You can see that the front-end told the back-end that you’re trying to login with your email and password. The back-end came back saying your login was accepted and told your browser to set a cookie called the “jwt-authorization" cookie (think of this like a temporary login key). Now the front-end can use this key to access the information that only you should be able to see. I went ahead and wrote a stockx library in Python that shows you how you can interact with stockx without a browser or a website (purely with Python). You could use that library to write a StockX bot! I added each of the features in the StockX library by going through this process repeatedly — seeing what I need to tell StockX I order to do something and then seeing what information I get back. It’s a great resource if you learn better by reading actual code. I also have an old supreme script available here if you want to see what this looks like in practice.

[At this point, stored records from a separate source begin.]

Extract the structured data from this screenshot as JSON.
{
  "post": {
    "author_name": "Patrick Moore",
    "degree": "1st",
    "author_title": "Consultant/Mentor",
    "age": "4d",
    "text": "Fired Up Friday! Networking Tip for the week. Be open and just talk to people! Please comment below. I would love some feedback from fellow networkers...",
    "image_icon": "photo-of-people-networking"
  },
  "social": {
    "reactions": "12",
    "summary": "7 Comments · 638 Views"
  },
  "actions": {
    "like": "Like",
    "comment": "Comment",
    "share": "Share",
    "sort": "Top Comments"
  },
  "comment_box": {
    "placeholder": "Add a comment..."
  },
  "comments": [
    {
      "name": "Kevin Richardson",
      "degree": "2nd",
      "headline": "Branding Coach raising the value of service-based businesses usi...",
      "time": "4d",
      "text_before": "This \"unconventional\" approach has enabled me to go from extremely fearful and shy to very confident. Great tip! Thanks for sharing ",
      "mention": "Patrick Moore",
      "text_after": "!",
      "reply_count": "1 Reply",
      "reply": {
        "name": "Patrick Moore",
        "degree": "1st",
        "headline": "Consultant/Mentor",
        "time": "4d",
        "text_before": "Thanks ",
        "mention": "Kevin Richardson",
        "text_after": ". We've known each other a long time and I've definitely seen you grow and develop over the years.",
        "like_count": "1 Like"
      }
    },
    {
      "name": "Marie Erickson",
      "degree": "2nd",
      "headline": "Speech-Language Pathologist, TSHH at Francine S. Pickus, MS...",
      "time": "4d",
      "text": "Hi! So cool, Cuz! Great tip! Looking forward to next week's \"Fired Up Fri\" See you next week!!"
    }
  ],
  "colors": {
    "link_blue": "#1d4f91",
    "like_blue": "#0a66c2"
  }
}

That’s all I got for this article. The best way to learn how bots work is to read some of the code available online and to practice writing bots for simpler sites. Try to avoid sites with captcha when you’re starting out because it can get complicated if you’ve never done it before. I’ll post some projects on my GitHub from time to time, so be sure to follow me there to keep up with my latest work. If you have any questions or suggestions for articles you’d like me to write, leave a comment!